I think that I might have fibbed in my last blog. I suggested that it was likely to be my last visit to Subsea Expo. I may have been wrong for several reasons.
Firstly, it was so great to be at an event face to face with people. I have ‘attended’ any number of conferences, seminars and the like over the last two years on Zoom or Teams or some other electronic gathering technology without actually seeing people who could also see me. The particular downside was many times there was no opportunity to ask questions or interrogate someone who has made a preposterous suggestion.
Secondly, everyone was so nice to me. I have to say that has not always been the case as I have been known for always speaking my mind. Maybe it is sign of age. If it was, it was more respect than one gets on the street every day. When I was younger, I can remember deliberately making way for older folk. I can say from current experience, that a lot of younger people – and I mean those much younger than my own offspring who range from 33 to 40 – would happily knock you down or push you out of the way rather than be respectful. Maybe they are just pissed off because we ‘boomers’ got free university education – I did but not in this country – and mostly managed to buy houses before they became exorbitantly expensive. I was definitely not, though, the oldest person at this show. I have been reliably informed that David Bloom, long-time with Subsea 7 and various other companies, including SubSea Offshore, before and now consulting with IMCA, is over 75 and looks pretty good with it.
Lastly I saw a good number of people who I would call friends or at least at the friends’ end of the acquaintance spectrum.
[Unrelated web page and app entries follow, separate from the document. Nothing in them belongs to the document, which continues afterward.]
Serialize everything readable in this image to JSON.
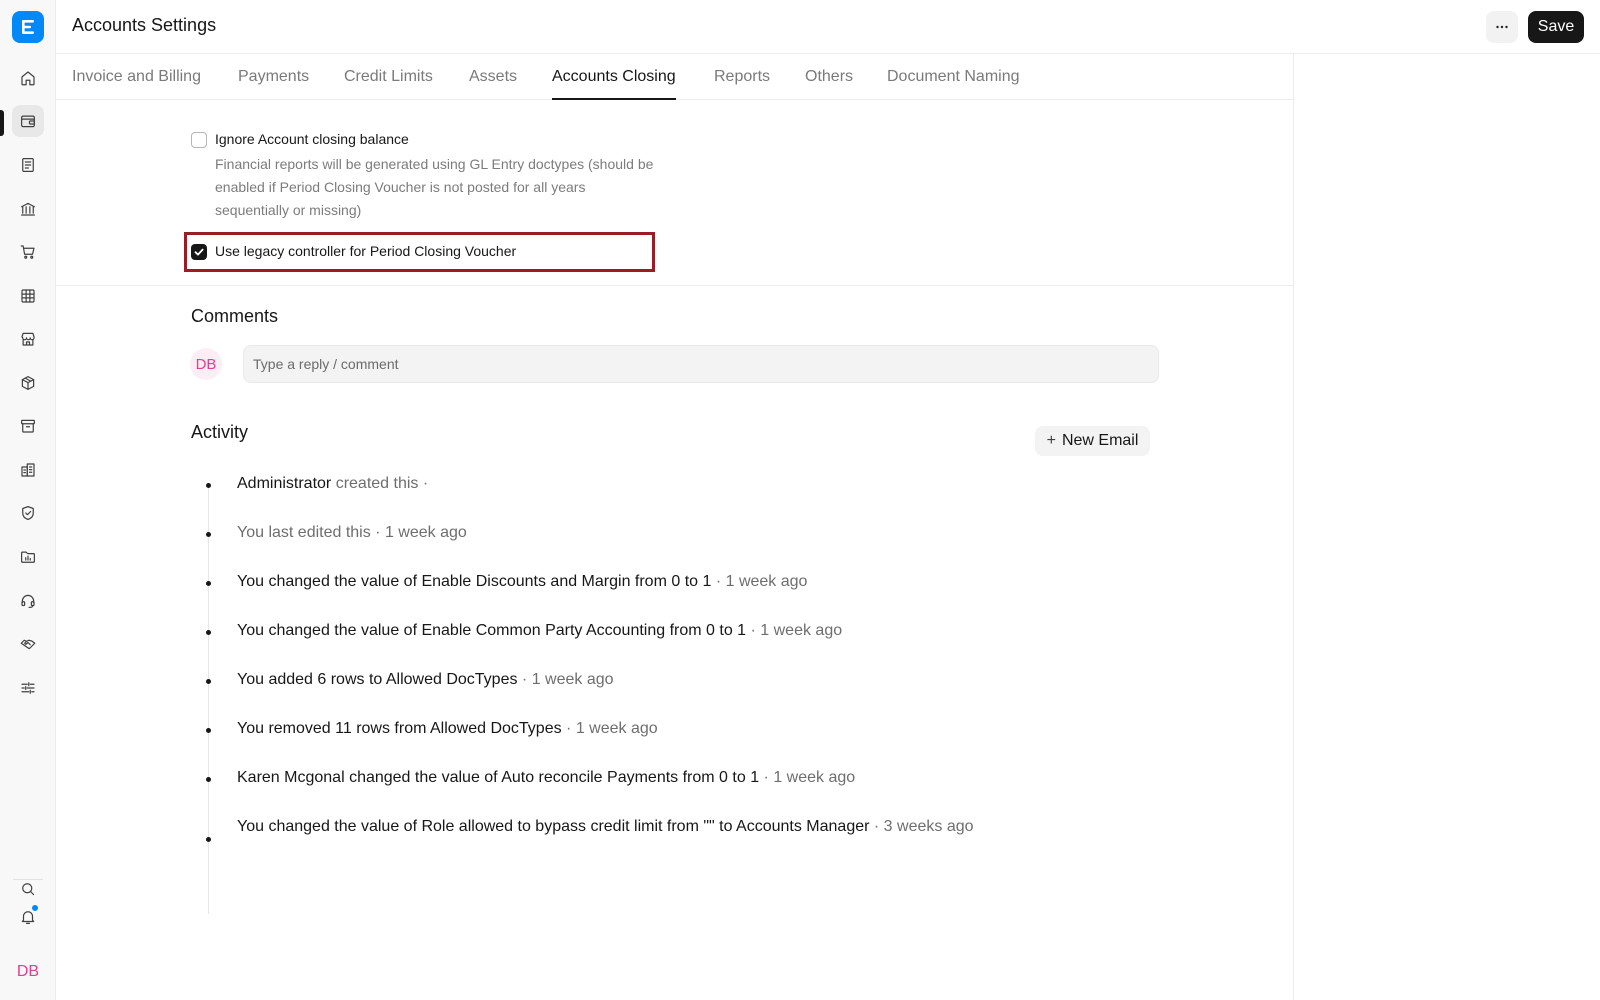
{
  "app": {
    "logo_letter": "E",
    "user_initials": "DB"
  },
  "header": {
    "title": "Accounts Settings",
    "save_label": "Save"
  },
  "sidebar": {
    "items": [
      {
        "icon": "home-icon"
      },
      {
        "icon": "wallet-icon",
        "active": true
      },
      {
        "icon": "document-icon"
      },
      {
        "icon": "bank-icon"
      },
      {
        "icon": "cart-icon"
      },
      {
        "icon": "table-icon"
      },
      {
        "icon": "store-icon"
      },
      {
        "icon": "box-icon"
      },
      {
        "icon": "archive-icon"
      },
      {
        "icon": "building-icon"
      },
      {
        "icon": "shield-icon"
      },
      {
        "icon": "folder-chart-icon"
      },
      {
        "icon": "headset-icon"
      },
      {
        "icon": "handshake-icon"
      },
      {
        "icon": "sliders-icon"
      }
    ],
    "bottom": [
      {
        "icon": "search-icon"
      },
      {
        "icon": "bell-icon",
        "has_notification": true
      }
    ]
  },
  "tabs": [
    {
      "label": "Invoice and Billing"
    },
    {
      "label": "Payments"
    },
    {
      "label": "Credit Limits"
    },
    {
      "label": "Assets"
    },
    {
      "label": "Accounts Closing",
      "active": true
    },
    {
      "label": "Reports"
    },
    {
      "label": "Others"
    },
    {
      "label": "Document Naming"
    }
  ],
  "settings": {
    "ignore_closing_balance": {
      "label": "Ignore Account closing balance",
      "checked": false,
      "description": "Financial reports will be generated using GL Entry doctypes (should be enabled if Period Closing Voucher is not posted for all years sequentially or missing)"
    },
    "legacy_controller": {
      "label": "Use legacy controller for Period Closing Voucher",
      "checked": true
    }
  },
  "comments": {
    "title": "Comments",
    "avatar_initials": "DB",
    "placeholder": "Type a reply / comment"
  },
  "activity": {
    "title": "Activity",
    "new_email_label": "New Email",
    "items": [
      {
        "actor": "Administrator",
        "text": " created this ·",
        "time": ""
      },
      {
        "actor": "",
        "text": "You last edited this · 1 week ago",
        "time": ""
      },
      {
        "actor": "",
        "text": "You changed the value of Enable Discounts and Margin from 0 to 1",
        "time": " · 1 week ago"
      },
      {
        "actor": "",
        "text": "You changed the value of Enable Common Party Accounting from 0 to 1",
        "time": " · 1 week ago"
      },
      {
        "actor": "",
        "text": "You added 6 rows to Allowed DocTypes",
        "time": " · 1 week ago"
      },
      {
        "actor": "",
        "text": "You removed 11 rows from Allowed DocTypes",
        "time": " · 1 week ago"
      },
      {
        "actor": "",
        "text": "Karen Mcgonal changed the value of Auto reconcile Payments from 0 to 1",
        "time": " · 1 week ago"
      },
      {
        "actor": "",
        "text": "You changed the value of Role allowed to bypass credit limit from \"\" to Accounts Manager",
        "time": " · 3 weeks ago"
      }
    ]
  },
  "colors": {
    "accent": "#0289f7",
    "highlight_border": "#9b1c22",
    "avatar": "#e13f8f"
  }
}
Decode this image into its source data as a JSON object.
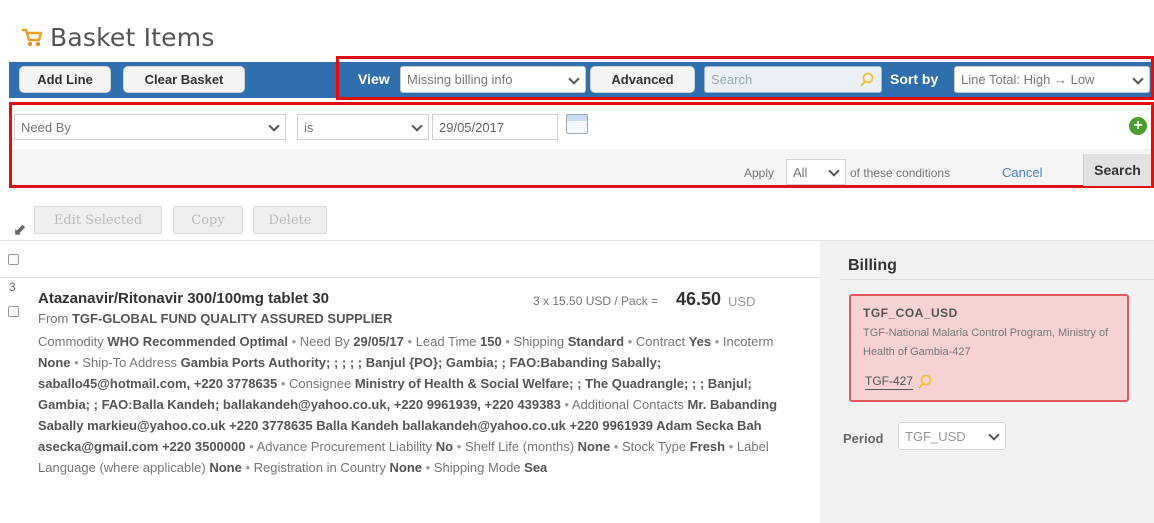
{
  "page": {
    "title": "Basket Items",
    "icon": "basket-icon"
  },
  "toolbar": {
    "add_line": "Add Line",
    "clear_basket": "Clear Basket",
    "view_label": "View",
    "view_value": "Missing billing info",
    "advanced": "Advanced",
    "search_placeholder": "Search",
    "sort_label": "Sort by",
    "sort_value": "Line Total: High → Low",
    "accent_color": "#2f6fad",
    "highlight_color": "#e01010"
  },
  "filter": {
    "field": "Need By",
    "operator": "is",
    "date": "29/05/2017",
    "apply_label": "Apply",
    "apply_value": "All",
    "apply_suffix": "of these conditions",
    "cancel": "Cancel",
    "search": "Search"
  },
  "actions": {
    "edit_selected": "Edit Selected",
    "copy": "Copy",
    "delete": "Delete"
  },
  "item": {
    "row_number": "3",
    "name": "Atazanavir/Ritonavir 300/100mg tablet 30",
    "unit_price_text": "3 x 15.50 USD / Pack =",
    "total": "46.50",
    "currency": "USD",
    "supplier_prefix": "From",
    "supplier": "TGF-GLOBAL FUND QUALITY ASSURED SUPPLIER",
    "commodity_label": "Commodity",
    "commodity": "WHO Recommended Optimal",
    "need_by_label": "Need By",
    "need_by": "29/05/17",
    "lead_time_label": "Lead Time",
    "lead_time": "150",
    "shipping_label": "Shipping",
    "shipping": "Standard",
    "contract_label": "Contract",
    "contract": "Yes",
    "incoterm_label": "Incoterm",
    "incoterm": "None",
    "ship_to_label": "Ship-To Address",
    "ship_to": "Gambia Ports Authority; ; ; ; ; Banjul {PO}; Gambia; ; FAO:Babanding Sabally; saballo45@hotmail.com, +220 3778635",
    "consignee_label": "Consignee",
    "consignee": "Ministry of Health & Social Welfare; ; The Quadrangle; ; ; Banjul; Gambia; ; FAO:Balla Kandeh; ballakandeh@yahoo.co.uk, +220 9961939, +220 439383",
    "contacts_label": "Additional Contacts",
    "contacts": "Mr. Babanding Sabally markieu@yahoo.co.uk +220 3778635 Balla Kandeh ballakandeh@yahoo.co.uk +220 9961939 Adam Secka Bah asecka@gmail.com +220 3500000",
    "liability_label": "Advance Procurement Liability",
    "liability": "No",
    "shelf_life_label": "Shelf Life (months)",
    "shelf_life": "None",
    "stock_type_label": "Stock Type",
    "stock_type": "Fresh",
    "label_lang_label": "Label Language (where applicable)",
    "label_lang": "None",
    "registration_label": "Registration in Country",
    "registration": "None",
    "shipping_mode_label": "Shipping Mode",
    "shipping_mode": "Sea"
  },
  "billing": {
    "heading": "Billing",
    "code": "TGF_COA_USD",
    "description": "TGF-National Malaria Control Program, Ministry of Health of Gambia-427",
    "id": "TGF-427",
    "period_label": "Period",
    "period_value": "TGF_USD",
    "card_bg": "#f6d2d2",
    "card_border": "#e05a5a"
  }
}
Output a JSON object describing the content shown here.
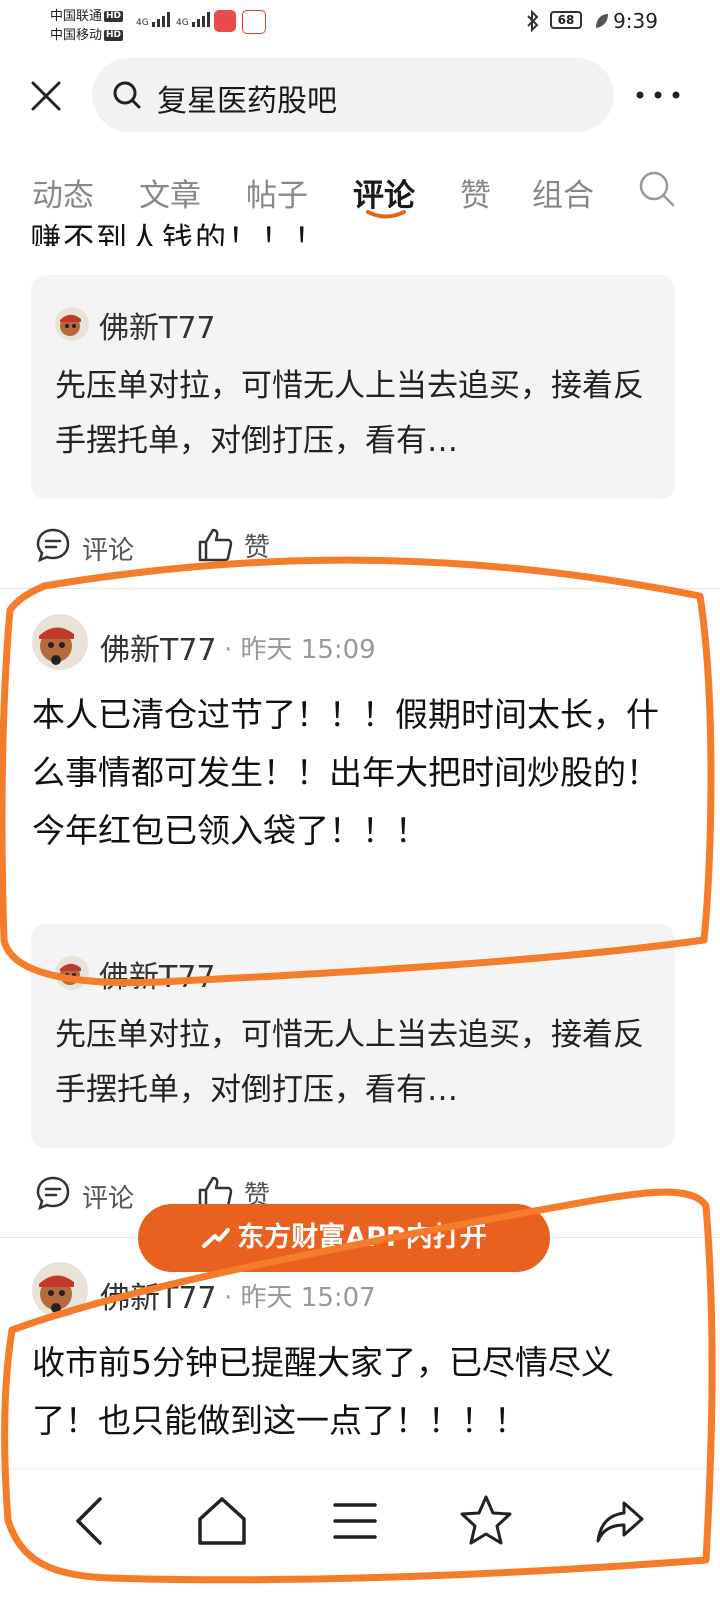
{
  "status_bar": {
    "carrier1": "中国联通",
    "carrier2": "中国移动",
    "hd": "HD",
    "net": "4G",
    "battery": "68",
    "time": "9:39"
  },
  "search": {
    "query": "复星医药股吧"
  },
  "tabs": [
    {
      "label": "动态"
    },
    {
      "label": "文章"
    },
    {
      "label": "帖子"
    },
    {
      "label": "评论",
      "active": true
    },
    {
      "label": "赞"
    },
    {
      "label": "组合"
    }
  ],
  "cut_text": "赚不到人钱的！！！",
  "quote1": {
    "name": "佛新T77",
    "text": "先压单对拉，可惜无人上当去追买，接着反手摆托单，对倒打压，看有…"
  },
  "actions": {
    "comment": "评论",
    "like": "赞"
  },
  "posts": [
    {
      "name": "佛新T77",
      "meta": "· 昨天 15:09",
      "text": "本人已清仓过节了！！！假期时间太长，什么事情都可发生！！出年大把时间炒股的！今年红包已领入袋了！！！",
      "quote_name": "佛新T77",
      "quote_text": "先压单对拉，可惜无人上当去追买，接着反手摆托单，对倒打压，看有…"
    },
    {
      "name": "佛新T77",
      "meta": "· 昨天 15:07",
      "text": "收市前5分钟已提醒大家了，已尽情尽义了！也只能做到这一点了！！！！"
    }
  ],
  "open_app_button": "东方财富APP内打开",
  "colors": {
    "accent": "#e8611e",
    "annotation": "#f47c2a",
    "quote_bg": "#f4f4f4"
  }
}
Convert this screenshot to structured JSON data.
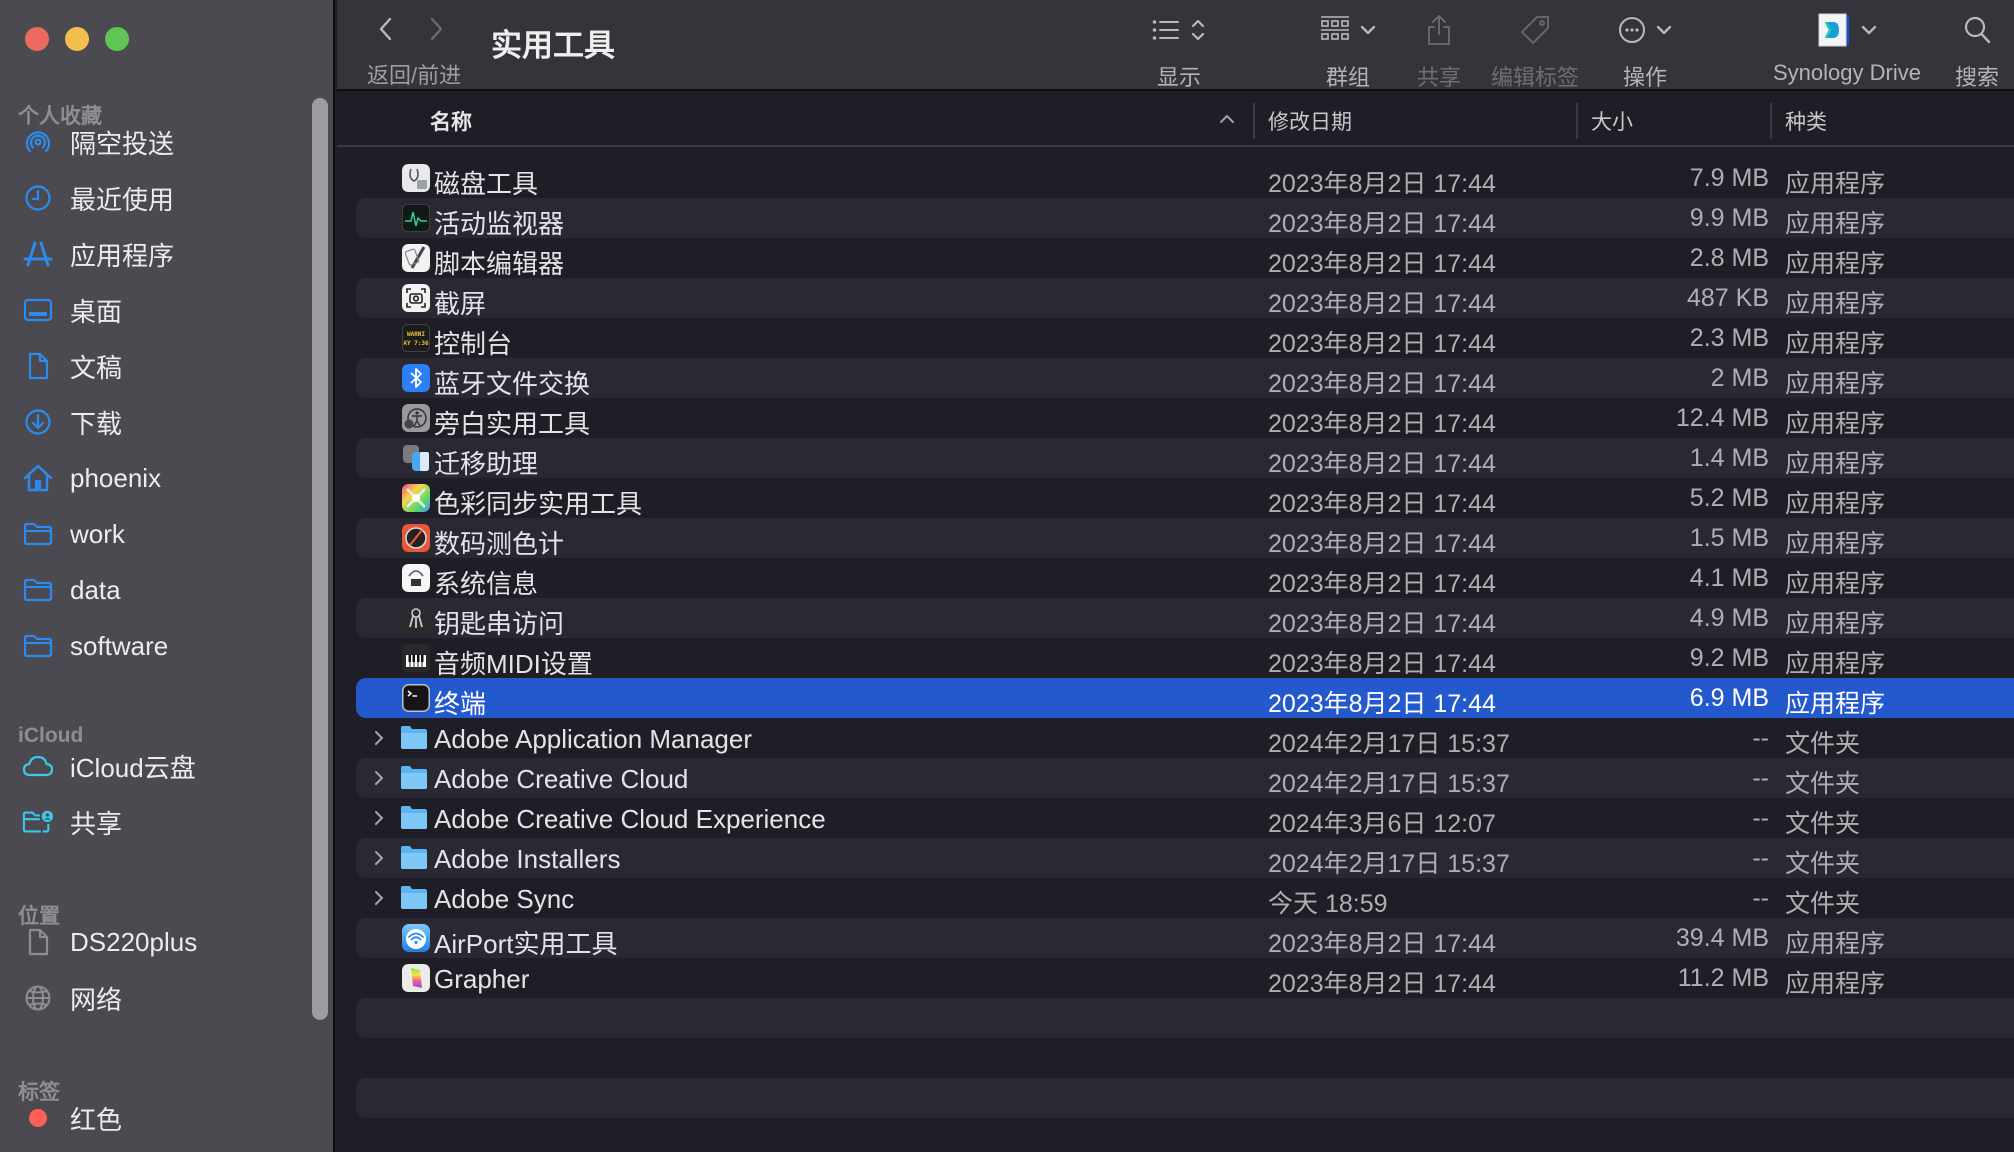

I won’t try to recall all of them as that would be boring, but I would like to mention Eamonn McGennis, who was with Coflexip when I first met him and later others, who has seemingly recovered from mouth or jaw cancer. To all those who I saw, spoke to or at least waved at, thanks for the memories.
So was the show worth attending? It was quite interesting to witness the industry struggling not only to come to terms with the energy transition, but also learning the right language to use so as not offend those who might be on the other side of hydrocarbon fence. Developing a new vocabulary later on in one’s career is challenging as I have found when I have had to write about new subjects, like hydrogen. I did miss, though, schmoozing about some new piece of subsea technology. That is now long gone.
And just to show that I am really not a bad guy, I guess I should sort of apologise to Neil Gordon of Global Underwater Hub for asking at the ‘white paper’ press conference if GUH, in this new era of energy transition, is grooming someone younger to take his place. Just seemed like an obvious question at the time.
There have been shareholders’ revolts around the oil and gas sector from campaigning investors who want to know where their companies are headed after hydrocarbons are replaced by other cleaner and more renewable sources whatever they might be and whenever that might happen. Two companies which seemed to have attracted more opprobrium than others are ExxonMobil and Chevron. I will leave the former to defend its own patch, but Chevron seems to have taken such attacks somewhat to heart.
In the last week, Chevron spent over $3bn acquiring sustainable fuel specialist Renewable Energy Group; invested an unspecified sum is Carbon Clean, which has developed various industrial carbon capture processes; and announced that it was going to build 30 hydrogen fueling stations in California in partnership with Iwatani Corp. I believe that one senior Chevron executive has previously dismissed suggestions that the company invest in renewable energy projects, ie wind, solar or marine power technology. So these moves may be as far as Chevron is going to go to acknowledge the need to clean up its patch. Better than setting fire to the La Brea tarpits, I guess.